▶ _What this task involves_
The answer is a single figure: how many lines below contain the word "value".

BEGIN Data to use

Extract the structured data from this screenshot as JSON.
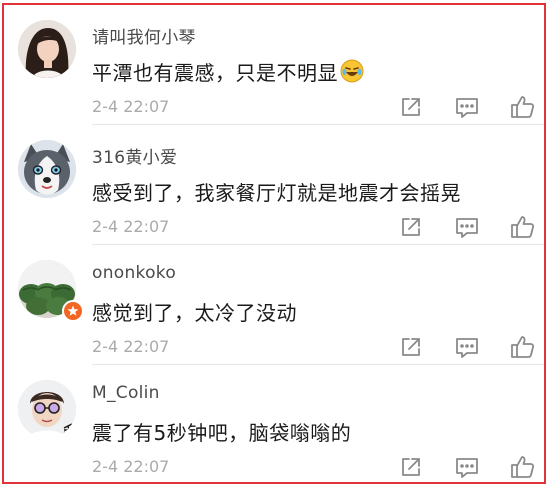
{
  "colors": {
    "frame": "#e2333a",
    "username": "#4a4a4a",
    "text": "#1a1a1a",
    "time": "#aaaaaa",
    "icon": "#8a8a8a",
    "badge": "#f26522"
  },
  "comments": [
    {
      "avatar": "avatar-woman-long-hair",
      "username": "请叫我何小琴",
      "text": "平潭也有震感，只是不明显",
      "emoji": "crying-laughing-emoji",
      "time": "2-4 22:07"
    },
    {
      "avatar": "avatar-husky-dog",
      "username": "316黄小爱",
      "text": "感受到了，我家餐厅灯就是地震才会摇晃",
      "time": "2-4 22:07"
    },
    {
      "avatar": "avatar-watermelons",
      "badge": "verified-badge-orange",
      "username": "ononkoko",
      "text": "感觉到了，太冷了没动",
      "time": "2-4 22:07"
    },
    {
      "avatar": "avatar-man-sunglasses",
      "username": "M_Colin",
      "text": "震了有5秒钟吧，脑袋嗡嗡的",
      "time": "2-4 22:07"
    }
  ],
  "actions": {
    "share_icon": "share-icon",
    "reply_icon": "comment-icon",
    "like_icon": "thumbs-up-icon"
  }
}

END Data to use
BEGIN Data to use

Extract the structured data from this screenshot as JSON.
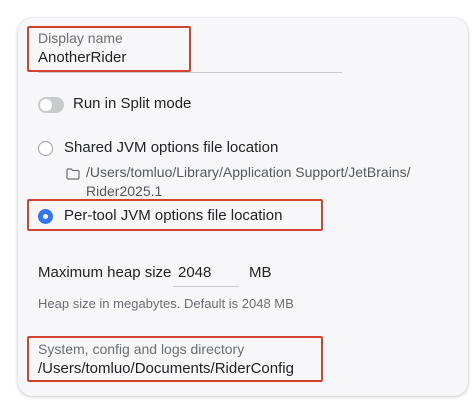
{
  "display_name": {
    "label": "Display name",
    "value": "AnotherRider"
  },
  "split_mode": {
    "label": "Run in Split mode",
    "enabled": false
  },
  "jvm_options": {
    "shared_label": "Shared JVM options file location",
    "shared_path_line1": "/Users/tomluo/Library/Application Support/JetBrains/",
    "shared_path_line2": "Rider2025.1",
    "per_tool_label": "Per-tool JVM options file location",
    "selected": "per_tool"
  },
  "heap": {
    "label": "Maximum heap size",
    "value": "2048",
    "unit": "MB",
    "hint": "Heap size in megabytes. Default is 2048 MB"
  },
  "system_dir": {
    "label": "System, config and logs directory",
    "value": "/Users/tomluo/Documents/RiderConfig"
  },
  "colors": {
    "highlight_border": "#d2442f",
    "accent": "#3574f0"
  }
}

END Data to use

▶ _Output of the exercise_
3